**Task item**
Where does the string "隠線エッジ表示" appear in the material? Copy each line that holds it.
[Given entries Boundary: Start]
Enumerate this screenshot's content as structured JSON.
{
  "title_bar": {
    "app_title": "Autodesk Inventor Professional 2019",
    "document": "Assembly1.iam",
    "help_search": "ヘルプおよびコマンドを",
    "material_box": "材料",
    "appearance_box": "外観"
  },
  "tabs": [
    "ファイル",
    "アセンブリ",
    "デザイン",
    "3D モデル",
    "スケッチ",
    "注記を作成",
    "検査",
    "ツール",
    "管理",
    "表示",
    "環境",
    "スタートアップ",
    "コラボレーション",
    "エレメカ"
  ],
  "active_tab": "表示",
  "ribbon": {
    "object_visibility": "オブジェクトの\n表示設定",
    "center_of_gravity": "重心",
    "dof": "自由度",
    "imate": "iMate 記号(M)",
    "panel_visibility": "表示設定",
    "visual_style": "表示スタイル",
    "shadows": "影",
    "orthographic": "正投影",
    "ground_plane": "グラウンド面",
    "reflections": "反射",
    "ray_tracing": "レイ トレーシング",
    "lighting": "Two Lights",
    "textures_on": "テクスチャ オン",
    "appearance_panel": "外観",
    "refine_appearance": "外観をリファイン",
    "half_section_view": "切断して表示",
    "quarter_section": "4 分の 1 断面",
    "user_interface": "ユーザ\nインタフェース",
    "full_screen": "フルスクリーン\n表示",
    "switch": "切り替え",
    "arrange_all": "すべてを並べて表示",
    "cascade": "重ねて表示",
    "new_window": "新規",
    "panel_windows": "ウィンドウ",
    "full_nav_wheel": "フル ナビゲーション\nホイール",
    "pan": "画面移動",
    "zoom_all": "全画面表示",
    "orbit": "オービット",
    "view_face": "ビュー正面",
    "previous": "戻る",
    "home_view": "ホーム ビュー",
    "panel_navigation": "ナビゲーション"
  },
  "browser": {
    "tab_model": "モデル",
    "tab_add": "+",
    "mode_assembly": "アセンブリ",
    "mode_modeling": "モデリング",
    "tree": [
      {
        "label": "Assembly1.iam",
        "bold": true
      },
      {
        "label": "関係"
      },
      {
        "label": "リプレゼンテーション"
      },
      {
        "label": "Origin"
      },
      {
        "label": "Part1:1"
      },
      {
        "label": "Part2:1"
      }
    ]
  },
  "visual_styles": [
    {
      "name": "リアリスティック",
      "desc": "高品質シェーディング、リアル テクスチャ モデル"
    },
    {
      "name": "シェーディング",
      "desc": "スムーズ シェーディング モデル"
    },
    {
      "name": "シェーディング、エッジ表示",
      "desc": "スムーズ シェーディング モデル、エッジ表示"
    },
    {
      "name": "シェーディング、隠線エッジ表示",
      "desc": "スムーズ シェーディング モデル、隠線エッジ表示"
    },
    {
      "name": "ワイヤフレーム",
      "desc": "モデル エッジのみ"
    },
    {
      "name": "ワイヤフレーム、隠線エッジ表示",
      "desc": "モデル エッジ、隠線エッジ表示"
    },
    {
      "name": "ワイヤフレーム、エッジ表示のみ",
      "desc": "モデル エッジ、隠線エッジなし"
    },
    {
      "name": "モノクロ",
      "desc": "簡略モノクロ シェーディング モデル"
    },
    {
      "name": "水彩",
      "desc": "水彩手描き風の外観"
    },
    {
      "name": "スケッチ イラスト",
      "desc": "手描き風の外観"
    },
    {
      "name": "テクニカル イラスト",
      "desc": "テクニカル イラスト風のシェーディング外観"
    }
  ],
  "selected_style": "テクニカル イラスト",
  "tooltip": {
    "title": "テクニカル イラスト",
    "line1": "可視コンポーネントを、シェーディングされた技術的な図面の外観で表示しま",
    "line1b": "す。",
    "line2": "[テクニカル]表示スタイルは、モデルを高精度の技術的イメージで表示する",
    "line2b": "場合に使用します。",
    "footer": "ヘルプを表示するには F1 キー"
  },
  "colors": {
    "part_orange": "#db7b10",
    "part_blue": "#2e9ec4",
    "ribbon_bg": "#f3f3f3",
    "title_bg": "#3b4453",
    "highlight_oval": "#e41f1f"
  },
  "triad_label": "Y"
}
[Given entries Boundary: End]
**The answer**
      "name": "シェーディング、隠線エッジ表示",
      "desc": "スムーズ シェーディング モデル、隠線エッジ表示"
      "name": "ワイヤフレーム、隠線エッジ表示",
      "desc": "モデル エッジ、隠線エッジ表示"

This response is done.